‘Reckless’ And ‘Unprofessional’: German Minister Criticized for Greece Comments
German Economy Minister Philipp Rösler has been accused of being reckless and unprofessional after saying he is skeptical that Greece’s reform efforts will succeed and that a Greek exit from the euro had “lost its horrors.” But some senior members in Germany’s ruling coalition agree with him.
German Economics Minister Philipp Rösler, the leader of the pro-business Free Democratic Party (FDP), has come under fire for comments he made about Greece on Sunday that contributed to uncertainty in financial markets on Monday, when the euro fell to its lowest level against the dollar in more than two years.
Rösler was accused of being reckless and unprofessional by saying in a television interview that he was “more than skeptical” that Greece’s reform efforts will succeed.”If Greece no longer meets its requirements there can be no further payments,” he said in an interview with German public broadcaster ARD. “For me, a Greek exit has long since lost its horrors.”
The FDP, junior coalition partner to Chancellor Angela Merkel’s conservative Christian Democratic Union (CDU) party, has been struggling to recover from a slump in opinion polls and has adopted a euroskeptic tone in the crisis, warning about the costs of bailouts to German taxpayers.
Rösler, as head of the FDP, is also deputy chancellor.
A fellow FDP member, Michael Link, a state secretary in the Foreign Ministry responsible for European policy, warned on Monday against making self-fulfilling prophecies and said the German government’s position was that no country should be pressured into leaving the euro zone.

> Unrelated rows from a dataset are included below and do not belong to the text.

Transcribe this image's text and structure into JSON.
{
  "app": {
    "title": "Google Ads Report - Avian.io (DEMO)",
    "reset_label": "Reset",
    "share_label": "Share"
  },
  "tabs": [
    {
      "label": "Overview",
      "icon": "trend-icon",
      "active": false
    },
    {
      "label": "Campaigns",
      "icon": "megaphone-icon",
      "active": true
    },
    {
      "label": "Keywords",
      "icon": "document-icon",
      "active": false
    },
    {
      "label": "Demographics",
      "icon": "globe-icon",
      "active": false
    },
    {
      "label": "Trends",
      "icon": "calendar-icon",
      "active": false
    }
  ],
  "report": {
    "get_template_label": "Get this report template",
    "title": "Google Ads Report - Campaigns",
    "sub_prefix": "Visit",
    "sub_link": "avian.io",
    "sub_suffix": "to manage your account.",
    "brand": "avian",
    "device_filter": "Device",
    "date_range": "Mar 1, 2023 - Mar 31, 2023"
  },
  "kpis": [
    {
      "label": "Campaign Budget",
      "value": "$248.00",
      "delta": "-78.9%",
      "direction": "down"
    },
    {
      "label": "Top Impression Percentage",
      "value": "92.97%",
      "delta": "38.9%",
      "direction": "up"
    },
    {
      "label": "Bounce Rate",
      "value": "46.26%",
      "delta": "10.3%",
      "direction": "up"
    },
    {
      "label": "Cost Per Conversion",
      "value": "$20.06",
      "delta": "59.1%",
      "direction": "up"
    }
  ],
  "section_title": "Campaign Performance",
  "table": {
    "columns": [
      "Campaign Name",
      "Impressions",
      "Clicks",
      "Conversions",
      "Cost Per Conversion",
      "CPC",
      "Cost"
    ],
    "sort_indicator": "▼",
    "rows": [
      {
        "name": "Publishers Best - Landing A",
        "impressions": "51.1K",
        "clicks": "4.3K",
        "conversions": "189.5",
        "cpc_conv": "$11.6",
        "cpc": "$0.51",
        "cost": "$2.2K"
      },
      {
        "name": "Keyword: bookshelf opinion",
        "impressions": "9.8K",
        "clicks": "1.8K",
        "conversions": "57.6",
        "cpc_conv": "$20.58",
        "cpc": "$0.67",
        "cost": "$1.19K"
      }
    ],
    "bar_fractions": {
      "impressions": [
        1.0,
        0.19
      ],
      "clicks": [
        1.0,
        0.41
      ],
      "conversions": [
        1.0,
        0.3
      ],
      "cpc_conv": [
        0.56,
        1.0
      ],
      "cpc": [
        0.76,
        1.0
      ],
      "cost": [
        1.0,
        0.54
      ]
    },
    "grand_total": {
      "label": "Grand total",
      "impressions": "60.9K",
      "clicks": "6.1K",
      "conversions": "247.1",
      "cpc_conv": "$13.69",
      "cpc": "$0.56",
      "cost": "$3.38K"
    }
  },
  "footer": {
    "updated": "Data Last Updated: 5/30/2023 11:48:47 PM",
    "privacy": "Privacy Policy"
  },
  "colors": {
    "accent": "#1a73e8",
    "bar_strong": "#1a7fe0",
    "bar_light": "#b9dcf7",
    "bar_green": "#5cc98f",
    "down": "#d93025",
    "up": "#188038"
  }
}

“If it is possible to keep it together, we should do it,” he said of the euro zone, speaking on the sidelines of an EU foreign ministers’ meeting in Brussels.
Jorgo Chatzimarkakis, a Greek-German member of the European Parliament for the FDP, was less diplomatic. He said he was astonished by the “extent of unprofessionalism” in Rösler’s comments.
‘What Planet is He Living On?’
Inspectors from the troika, comprised of representatives of the European Commission, the European Central Bank and the International Monetary Fund, arrived in Athens on Monday night to check Greece’s progress on austerity measures. Greece’s fate will in part hinge on their verdict on whether the country should continue receiving assistance from the €130 billion bailout package agreed on earlier this year.
“If Philipp Rösler in such a situation already gives a thumbs down, I ask myself: what planet is he living on?” Chatzimarkakis told the Saarbrücker Zeitung newspaper.
Speaking on German radio on Tuesday morning, Chatzimarkakis added: “When the deputy chancellor of Germany, the most important economic partner carrying the euro, says something like that, it carries weight. I find the choice of words mistaken.”
Gustav Horn, director of the union-aligned Macroeconomic Policy Institute think tank, called Rösler’s comments “grossly reckless.”
Rösler had shown “that he unfortunately still hasn’t understood the euro crisis,” Horn told business daily Handelsblatt.
Greece, which is in its fifth year of recession, has fallen behind targets agreed as conditions of its bailout deal, mainly due to three months of political limbo as it struggled to form a new government.
It has asked for more time to implement the austerity measures, but that could require fresh aid of between €10 and €50 billion on top of the €130 billion package ($157 billion), its second, according to troika estimates.
Moody’s Cuts German Outlook — Partly Due to Greece
On Monday night, rating agency Moody’s cut the outlook for Germany’s triple-A rating to negative, citing an increased likelihood that Greece will leave the euro zone.
One economist, Carsten Lüdemann at German bank Dekabank, calculated that a Greek exit would cost Germany €83 billion in the short term: €15 billion and €22 billion respectively for the German portions of the first and second bailout packages, plus €13 billion in liabilities if the European Central Bank were left with worthless Greek government bonds on its books following a Greek bankruptcy, plus €30 billion to help cover liabilities resulting from Greek debts to the Target European payment system.
In addition, Germany would shoulder €3 billion of the IMF’s payments to Greece, Lüdemann told the Rheinische Post newspaper.
Despite the criticism of Rösler’s remarks, a number of other senior members of Merkel’s center-right coalition agree with him. “We shouldn’t talk about a new bailout package at all and monies from the agreed bailout package must only be paid if Greece fully meets all conditions,” Horst Seehofer, the chairman of the Christian Social Union, the Bavarian sister party to Merkel’s Christian Democratic Union, told the tabloid newspaper Bild.Europe’s aid to Greece had already gone “to the limit of what is acceptable,” said Seehofer, whose party is also part of the government coalition.
Patrick Döring, general secretary of the FDP, said the German parliament would not back another bailout package for Greece. “It could create confidence in markets if Greece weren’t part of the euro zone any more,” he told the Passauer Neue Pressenewspaper. “Greece can regain its competitiveness and return to health more quickly outside the euro zone.”
cro — with wire reports